No love, my love, that thou mayst true love call—
All mine was thine before thou hadst this more.
Then if for my love thou my love receivest,
I cannot blame thee for my love thou usest;
But yet be blamed if thou this self deceivest
By wilful taste of what thyself refusest.
I do forgive thy robb’ry, gentle thief,
Although thou steal thee all my poverty;
And yet love knows it is a greater grief
To bear love’s wrong than hate’s known injury.
Lascivious grace, in whom all ill well shows,
Kill me with spites, yet we must not be foes.
Song: to Celia by Ben Jonson
Come, my Celia, let us prove,
While we can, the sports of love;
Time will not be ours forever;
He at length our good will sever.
Spend not then his gifts in vain.
Suns that set may rise again;
But if once we lose this light,
’Tis with us perpetual night.
Why should we defer our joys?
Fame and rumor are but toys.
Cannot we delude the eyes
Of a few poor household spies,
Or his easier ears beguile,
So removèd by our wile?
’Tis no sin love’s fruit to steal;
But the sweet thefts to reveal,
To be taken, to be seen,
These have crimes accounted been.
“I loved you first: but afterwards your love” by Christina Rossetti
Poca favilla gran fiamma seconda. – Dante
Ogni altra cosa, ogni pensier va fore,
E sol ivi con voi rimansi amore. – Petrarca
I loved you first: but afterwards your love
Outsoaring mine, sang such a loftier song
As drowned the friendly cooings of my dove.
Which owes the other most? my love was long,
And yours one moment seemed to wax more strong;
I loved and guessed at you, you construed me
And loved me for what might or might not be –
Nay, weights and measures do us both a wrong.
For verily love knows not ‘mine’ or ‘thine;’

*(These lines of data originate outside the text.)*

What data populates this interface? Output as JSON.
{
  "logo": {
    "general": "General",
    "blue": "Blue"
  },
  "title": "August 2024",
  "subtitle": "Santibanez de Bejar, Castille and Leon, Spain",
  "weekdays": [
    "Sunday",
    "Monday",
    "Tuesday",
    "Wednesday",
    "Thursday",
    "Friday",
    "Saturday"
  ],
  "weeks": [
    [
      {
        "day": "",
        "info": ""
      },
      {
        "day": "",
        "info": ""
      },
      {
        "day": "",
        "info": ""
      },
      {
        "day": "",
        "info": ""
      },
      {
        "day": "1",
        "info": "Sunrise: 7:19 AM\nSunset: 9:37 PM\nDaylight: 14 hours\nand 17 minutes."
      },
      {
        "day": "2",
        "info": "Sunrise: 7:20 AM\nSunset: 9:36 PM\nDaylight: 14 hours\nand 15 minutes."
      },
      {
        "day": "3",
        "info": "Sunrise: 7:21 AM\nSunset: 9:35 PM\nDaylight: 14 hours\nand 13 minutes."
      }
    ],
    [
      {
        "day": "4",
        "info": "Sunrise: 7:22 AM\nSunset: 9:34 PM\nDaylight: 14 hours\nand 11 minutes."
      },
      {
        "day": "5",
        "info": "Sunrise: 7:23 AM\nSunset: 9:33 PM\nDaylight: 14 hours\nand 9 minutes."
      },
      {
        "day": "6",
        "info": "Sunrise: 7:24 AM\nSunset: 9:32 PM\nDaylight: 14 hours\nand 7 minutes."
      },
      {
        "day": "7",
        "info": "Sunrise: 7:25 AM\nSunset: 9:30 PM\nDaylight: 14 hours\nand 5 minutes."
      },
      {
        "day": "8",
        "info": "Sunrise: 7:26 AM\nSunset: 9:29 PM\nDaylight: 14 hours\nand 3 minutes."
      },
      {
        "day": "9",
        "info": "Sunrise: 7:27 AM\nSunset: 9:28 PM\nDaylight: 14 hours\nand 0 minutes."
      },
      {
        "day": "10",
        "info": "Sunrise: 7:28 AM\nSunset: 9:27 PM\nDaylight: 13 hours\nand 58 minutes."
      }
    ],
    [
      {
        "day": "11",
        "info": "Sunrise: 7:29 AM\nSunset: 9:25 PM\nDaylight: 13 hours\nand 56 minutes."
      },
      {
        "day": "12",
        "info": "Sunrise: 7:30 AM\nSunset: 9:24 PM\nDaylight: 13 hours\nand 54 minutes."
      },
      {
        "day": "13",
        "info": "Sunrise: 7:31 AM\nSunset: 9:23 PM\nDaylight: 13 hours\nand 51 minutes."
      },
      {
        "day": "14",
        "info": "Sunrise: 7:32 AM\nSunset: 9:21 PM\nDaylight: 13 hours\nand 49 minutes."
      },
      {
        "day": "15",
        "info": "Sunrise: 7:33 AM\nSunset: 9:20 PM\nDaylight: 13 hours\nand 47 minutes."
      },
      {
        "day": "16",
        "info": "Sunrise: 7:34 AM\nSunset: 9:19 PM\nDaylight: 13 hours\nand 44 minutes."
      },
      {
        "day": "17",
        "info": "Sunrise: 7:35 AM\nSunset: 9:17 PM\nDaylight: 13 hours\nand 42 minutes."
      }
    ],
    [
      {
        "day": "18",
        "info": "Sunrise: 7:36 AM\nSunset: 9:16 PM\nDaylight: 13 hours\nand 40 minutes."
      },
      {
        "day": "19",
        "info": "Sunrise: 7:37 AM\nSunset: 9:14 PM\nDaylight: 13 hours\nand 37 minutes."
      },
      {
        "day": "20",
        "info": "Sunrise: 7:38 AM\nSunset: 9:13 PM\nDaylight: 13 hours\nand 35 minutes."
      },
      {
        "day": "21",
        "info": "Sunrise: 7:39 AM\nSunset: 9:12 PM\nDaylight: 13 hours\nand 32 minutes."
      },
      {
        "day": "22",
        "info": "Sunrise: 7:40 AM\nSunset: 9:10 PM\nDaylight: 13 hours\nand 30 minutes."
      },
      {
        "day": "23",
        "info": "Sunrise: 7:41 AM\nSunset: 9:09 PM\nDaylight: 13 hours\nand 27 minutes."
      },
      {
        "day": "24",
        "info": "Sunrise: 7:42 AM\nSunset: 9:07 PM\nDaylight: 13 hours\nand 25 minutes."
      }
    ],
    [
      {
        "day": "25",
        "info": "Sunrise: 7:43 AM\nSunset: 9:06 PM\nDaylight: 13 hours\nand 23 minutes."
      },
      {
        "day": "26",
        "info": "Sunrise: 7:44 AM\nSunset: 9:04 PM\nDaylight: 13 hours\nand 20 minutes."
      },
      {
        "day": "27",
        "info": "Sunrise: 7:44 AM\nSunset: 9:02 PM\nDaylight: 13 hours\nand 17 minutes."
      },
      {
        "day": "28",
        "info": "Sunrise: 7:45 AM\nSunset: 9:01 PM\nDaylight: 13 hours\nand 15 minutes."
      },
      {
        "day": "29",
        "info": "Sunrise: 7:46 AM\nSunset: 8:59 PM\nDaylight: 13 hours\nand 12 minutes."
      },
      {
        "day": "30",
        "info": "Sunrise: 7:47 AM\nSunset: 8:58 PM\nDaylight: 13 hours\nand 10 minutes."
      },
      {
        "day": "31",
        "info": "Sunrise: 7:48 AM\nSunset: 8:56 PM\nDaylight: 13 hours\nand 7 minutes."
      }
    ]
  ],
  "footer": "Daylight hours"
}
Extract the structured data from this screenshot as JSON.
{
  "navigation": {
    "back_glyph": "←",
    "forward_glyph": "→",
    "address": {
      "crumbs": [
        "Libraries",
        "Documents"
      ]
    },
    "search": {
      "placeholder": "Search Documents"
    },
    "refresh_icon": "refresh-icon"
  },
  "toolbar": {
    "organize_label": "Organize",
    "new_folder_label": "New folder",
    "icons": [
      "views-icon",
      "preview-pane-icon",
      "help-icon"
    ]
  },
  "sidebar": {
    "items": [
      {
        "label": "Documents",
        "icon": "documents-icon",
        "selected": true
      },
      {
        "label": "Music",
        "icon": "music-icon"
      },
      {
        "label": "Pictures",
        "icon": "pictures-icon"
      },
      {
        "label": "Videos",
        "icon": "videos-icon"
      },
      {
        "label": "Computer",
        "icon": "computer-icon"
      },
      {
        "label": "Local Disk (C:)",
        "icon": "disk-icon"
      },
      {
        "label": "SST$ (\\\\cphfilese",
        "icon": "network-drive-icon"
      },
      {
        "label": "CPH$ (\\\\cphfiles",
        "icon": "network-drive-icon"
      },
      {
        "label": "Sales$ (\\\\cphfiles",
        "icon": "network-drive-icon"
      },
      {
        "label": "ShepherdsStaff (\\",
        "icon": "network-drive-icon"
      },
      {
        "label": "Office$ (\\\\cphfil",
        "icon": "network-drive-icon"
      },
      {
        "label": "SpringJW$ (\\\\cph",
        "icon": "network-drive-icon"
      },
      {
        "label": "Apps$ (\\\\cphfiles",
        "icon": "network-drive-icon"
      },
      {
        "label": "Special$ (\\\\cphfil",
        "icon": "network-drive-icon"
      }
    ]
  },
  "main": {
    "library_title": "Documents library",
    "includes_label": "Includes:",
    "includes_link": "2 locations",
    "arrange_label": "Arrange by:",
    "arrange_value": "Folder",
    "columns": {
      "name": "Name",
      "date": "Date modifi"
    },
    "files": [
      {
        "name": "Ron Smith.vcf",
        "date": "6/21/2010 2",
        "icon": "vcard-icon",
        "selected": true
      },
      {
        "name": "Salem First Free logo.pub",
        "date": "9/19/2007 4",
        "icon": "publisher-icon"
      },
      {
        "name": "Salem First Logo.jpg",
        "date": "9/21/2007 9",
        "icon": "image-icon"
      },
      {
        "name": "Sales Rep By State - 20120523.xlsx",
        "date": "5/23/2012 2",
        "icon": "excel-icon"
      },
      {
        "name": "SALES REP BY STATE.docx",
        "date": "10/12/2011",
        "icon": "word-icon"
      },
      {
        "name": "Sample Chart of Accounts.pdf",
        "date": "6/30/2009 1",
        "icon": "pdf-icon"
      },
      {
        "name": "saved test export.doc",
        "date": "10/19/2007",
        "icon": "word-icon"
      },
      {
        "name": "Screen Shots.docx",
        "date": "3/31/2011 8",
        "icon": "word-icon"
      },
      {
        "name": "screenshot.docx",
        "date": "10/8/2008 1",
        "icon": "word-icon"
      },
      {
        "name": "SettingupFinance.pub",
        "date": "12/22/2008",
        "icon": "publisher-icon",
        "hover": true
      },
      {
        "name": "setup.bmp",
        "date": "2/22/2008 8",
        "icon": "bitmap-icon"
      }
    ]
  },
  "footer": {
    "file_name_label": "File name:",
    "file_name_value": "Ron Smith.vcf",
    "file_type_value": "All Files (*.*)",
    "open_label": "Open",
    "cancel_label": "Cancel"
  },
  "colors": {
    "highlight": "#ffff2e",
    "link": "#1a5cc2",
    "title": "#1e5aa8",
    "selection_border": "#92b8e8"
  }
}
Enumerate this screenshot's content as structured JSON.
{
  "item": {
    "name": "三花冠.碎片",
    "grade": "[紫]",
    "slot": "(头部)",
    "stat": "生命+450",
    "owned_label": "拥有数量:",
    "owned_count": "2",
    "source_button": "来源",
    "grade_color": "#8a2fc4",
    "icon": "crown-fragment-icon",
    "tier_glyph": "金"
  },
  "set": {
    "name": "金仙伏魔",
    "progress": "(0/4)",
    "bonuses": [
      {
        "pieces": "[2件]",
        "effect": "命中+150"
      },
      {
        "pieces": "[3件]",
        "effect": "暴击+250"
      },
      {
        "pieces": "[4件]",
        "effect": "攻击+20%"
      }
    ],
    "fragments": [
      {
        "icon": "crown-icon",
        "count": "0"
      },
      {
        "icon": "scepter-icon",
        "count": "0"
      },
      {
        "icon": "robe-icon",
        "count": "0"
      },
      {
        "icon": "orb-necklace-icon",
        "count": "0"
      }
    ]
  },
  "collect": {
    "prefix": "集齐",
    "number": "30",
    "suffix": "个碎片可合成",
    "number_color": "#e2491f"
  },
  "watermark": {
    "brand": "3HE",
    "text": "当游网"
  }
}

With separate ‘I’ and ‘thou’ free love has done,
For one is both and both are one in love:
Rich love knows nought of ‘thine that is not mine;’
Both have the strength and both the length thereof,
Both of us, of the love which makes us one.
Lines Depicting Simple Happiness by Peter Gizzi
The shine on her buckle took precedence in sun
Her shine, I should say, could take me anywhere
It feels right to be up this close in tight wind
It feels right to notice all the shiny things about you
About you there is nothing I wouldn’t want to know
With you nothing is simple yet nothing is simpler
About you many good things come into relation
I think of proofs and grammar, vowel sounds, like
A is for knee socks, E for panties
I is for buttondown, O the blouse you wear
U is for hair clip, and Y your tight skirt
The music picks up again, I am the man I hope to be
The bright air hangs freely near your newly cut hair
It is so easy now to see gravity at work in your face
Easy to understand time, that dark process
To accept it as a beautiful process, your face
I Carry Your Heart With Me By E. E. Cummings
i carry your heart with me(i carry it in
my heart)i am never without it(anywhere
i go you go,my dear; and whatever is done
by only me is your doing,my darling)
no fate(for you are my fate,my sweet)i want
no world(for beautiful you are my world,my true)
and it’s you are whatever a moon has always meant
and whatever a sun will always sing is you
here is the deepest secret nobody knows
(here is the root of the root and the bud of the bud
and the sky of the sky of a tree called life;which grows
higher than the soul can hope or mind can hide)
and this is the wonder that’s keeping the stars apart
i carry your heart(i carry it in my heart)
Separation by W.S. Merwin
Your absence has gone through me
Like thread through a needle.
Everything I do is stitched with its color.
You Fit Into Me by Margaret Atwood
you fit into me
like a hook into an eye
a fish hook
an open eye
One Hundred Love Sonnets: XVII by Pablo Neruda
I don’t love you as if you were a rose of salt, topaz,
or arrow of carnations that propagate fire:
I love you as one loves certain obscure things,
secretly, between the shadow and the soul.
I love you as the plant that doesn’t bloom but carries
the light of those flowers, hidden, within itself,
and thanks to your love the tight aroma that arose
from the earth lives dimly in my body.
I love you without knowing how, or when, or from where,
I love you directly without problems or pride:
I love you like this because I don’t know any other way to love,
except in this form in which I am not nor are you,
so close that your hand upon my chest is mine,
so close that your eyes close with my dreams.